THE UK could have collected £170 billion more in taxes every year from 2011 to 2020 if increases in wealth had been treated the same as income, according to a new report.

Professor Richard Murphy, an expert in taxation and accounting, published the calculations as he launched a campaign for tax reform in the UK.

The £170bn estimate comes as Murphy aims to lay out more than 30 recommendations for changes encompassing “every single major tax in the UK at present” which could see billions more taken into the public purse annually.

The professor said there were three main reasons he had undertaken the work.

READ MORE: Labour wealth tax U-turn 'disturbing but not surprising', says First Minister

“The first is to show the green transition this country so urgently requires can be funded," he explained.

“The second is to show that, contrary to claims made by some politicians, there is money left to fund public services in the UK.

“The third is to inform public debate on public finances by showing the choices are available to politicians when they have to decide upon what level of public services to provide.”

Writing for The National at the end of August, Murphy said that he did not support calls for a wealth tax – instead backing reform of the existing system to bring in more from the wealthy.

He said on the publication of his Taxing Wealth Report 2024: “As someone who has been in tax practice for 40 years, I know all the difficulties that will be faced in trying to create, assess and collect such a tax.

“Valuing assets for taxation purposes is a nightmare. If it had to be done for even tens of thousands of additional people a year, HM Revenue and Customs’ resources will be stretched beyond their limit, and they are already close to breaking point.”

In his new report, Murphy argues that increases in wealth are taxed at a fraction of the rate of income. He estimated that whereas income was on average taxed at 32.9% from 2011-2020, increases in wealth were only taxed at 4.1%.

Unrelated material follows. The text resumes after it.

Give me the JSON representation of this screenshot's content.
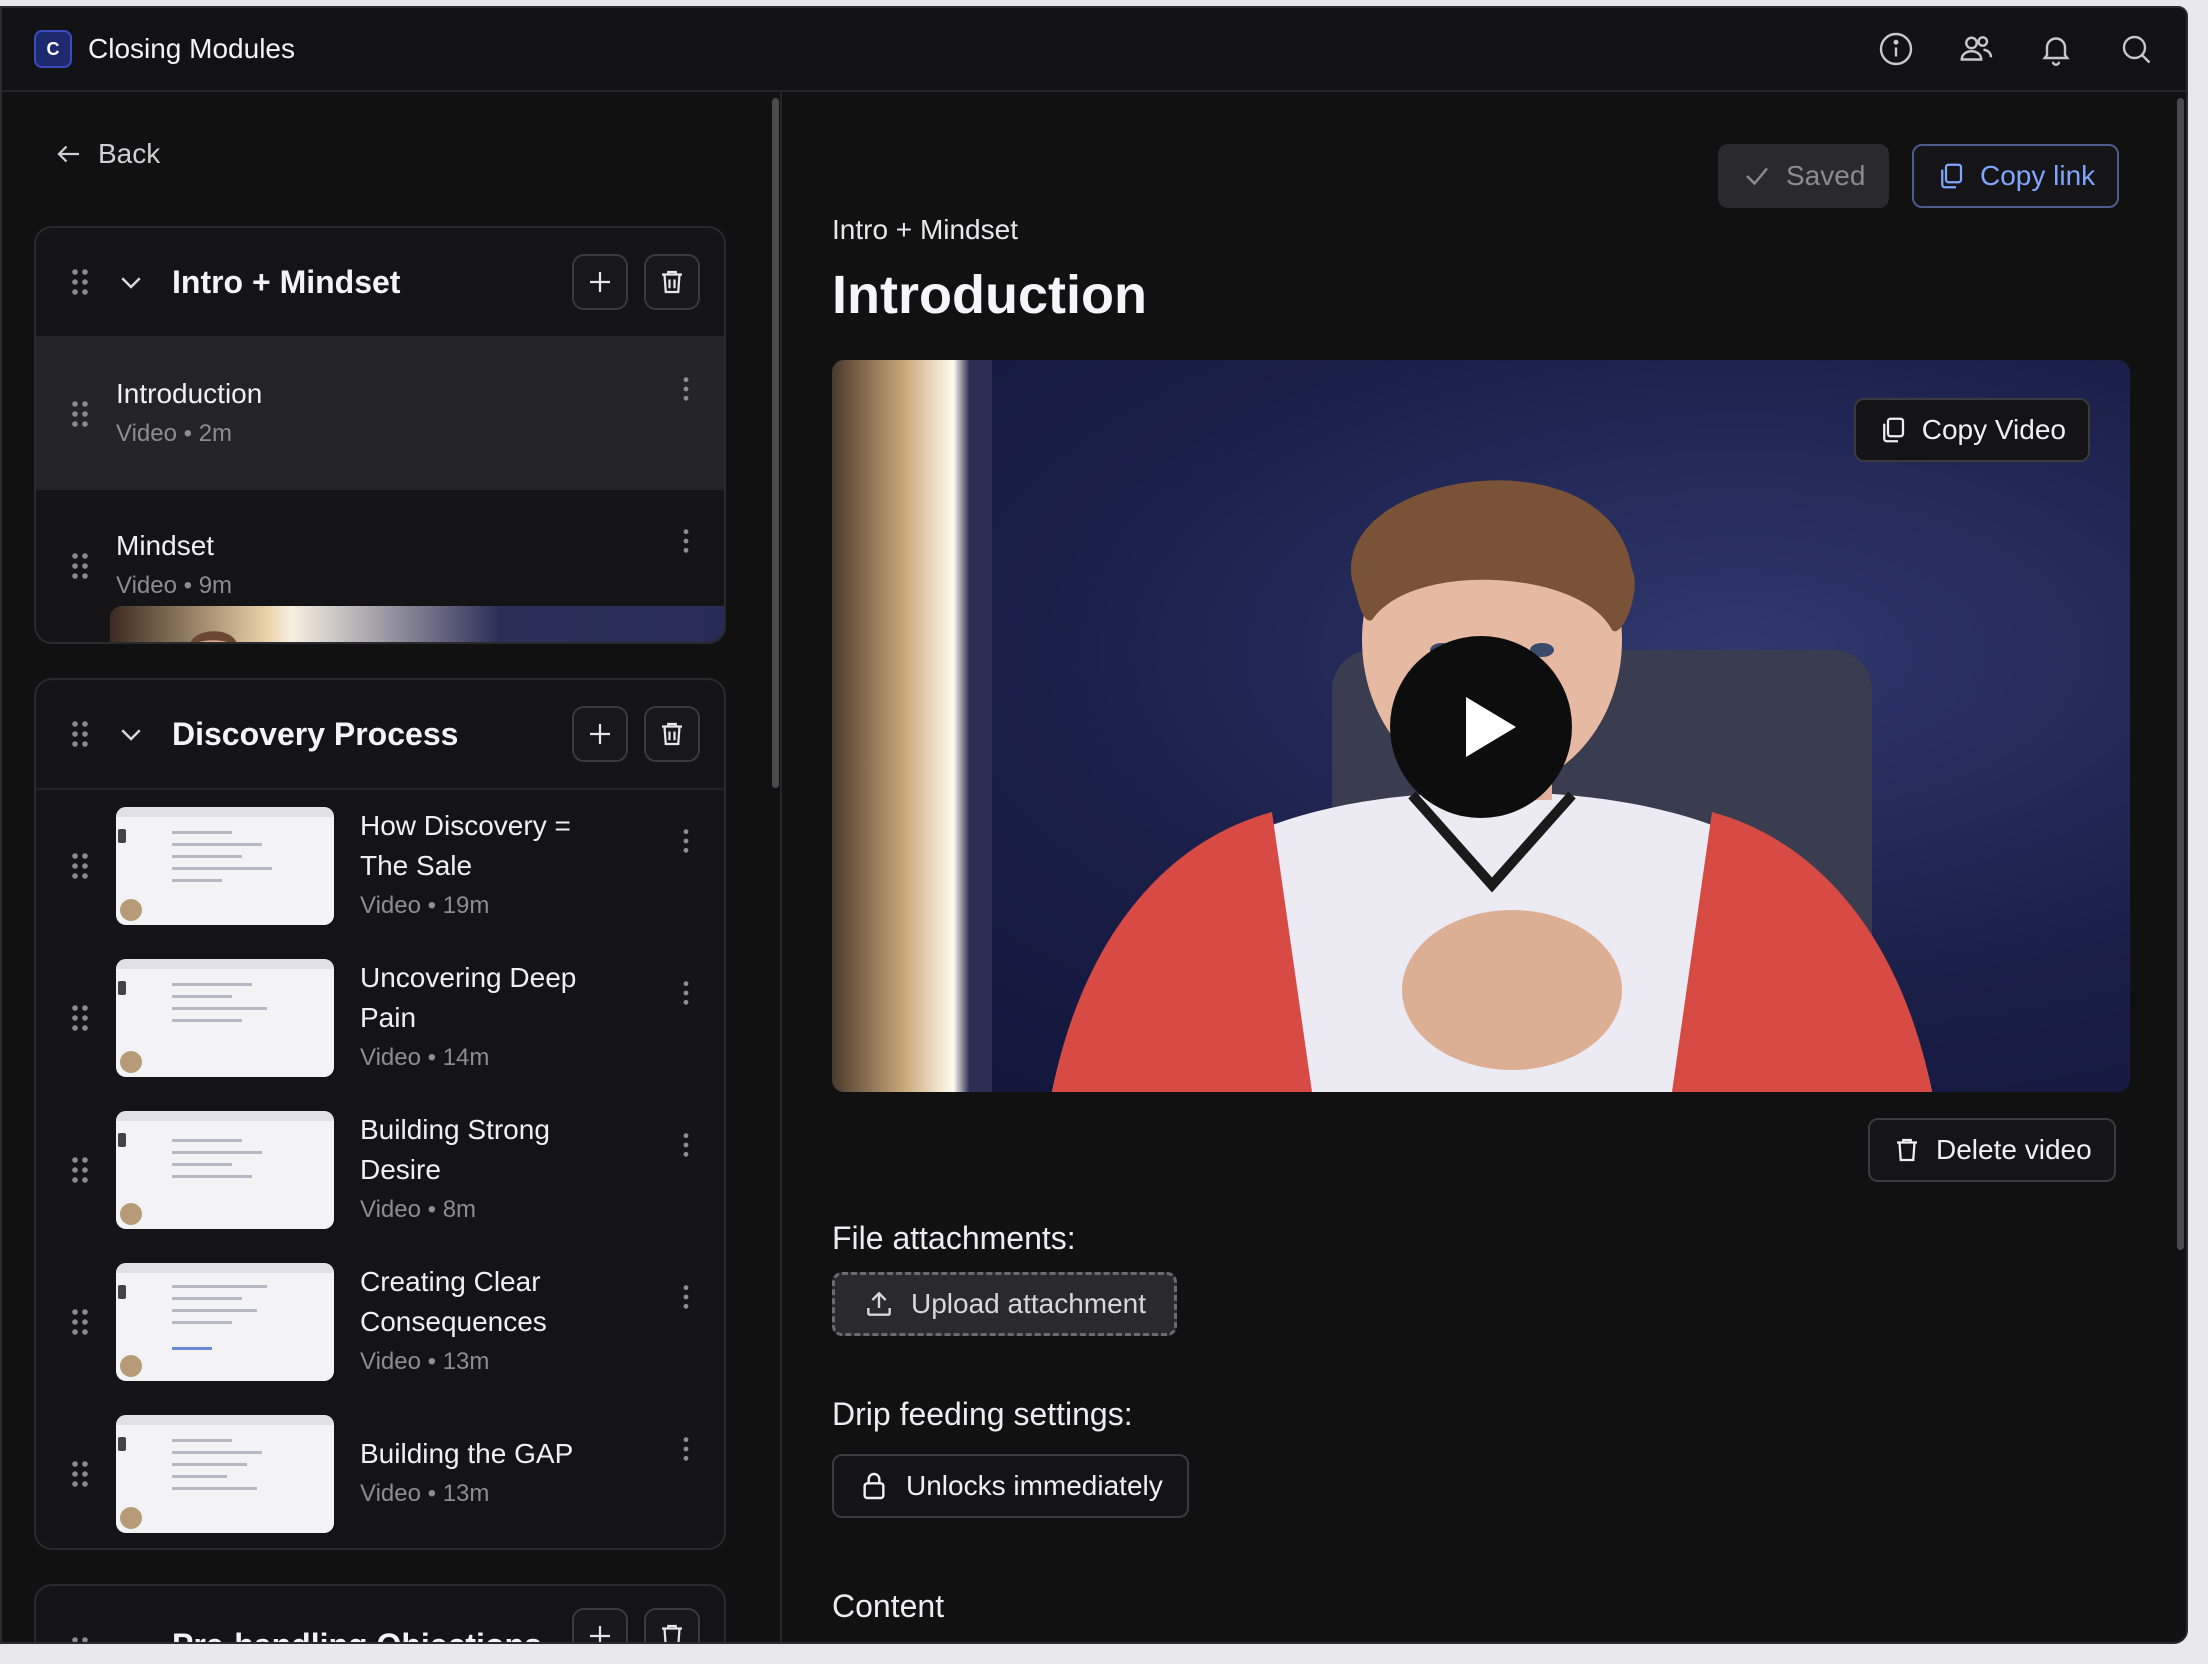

Because the vast majority of the wealth is owned by the richest 10% of the population, Murphy said this differential creates a deeply regressive tax system, where the poorest pay far higher rates.

“If the tax rates on income and increases in wealth were equalised then additional tax revenue of £170bn a year might be raised in the UK as a result,” the professor said.

READ MORE: Why a wealth tax makes sense, and what Scotland can do about it

Murphy will also, over the course of the autumn, publish more than 30 recommendations on how existing taxes can be tweaked to better collect revenue from wealth.

The first proposal has been published alongside the new report, and related to pension contributions.

He said: “By simply capping the rate of tax relief available on pension contributions in the UK so that no one gets relief of more than 20% on the contribution that they make, I suggest that £14.5bn of extra tax revenue could be raised every year.”

Murphy said a key point behind the research would be to answer the question frequently raised by politicians and the media: “How will you pay for it?”

He took particular aim at Lucy Powell, now Labour’s shadow leader of the Commons, who said in July while shadow culture secretary: “There just, frankly, is no money left.”

Murphy said there is “significant scope for additional tax to be imposed in the UK if the demand for government spending and fiscal policy requires it”, adding: “To put it another way, in a country where total wealth exceeds £15 trillion there is ample money left.”

You can read more of Professor Richard Murphy’s work on the Tax Research website.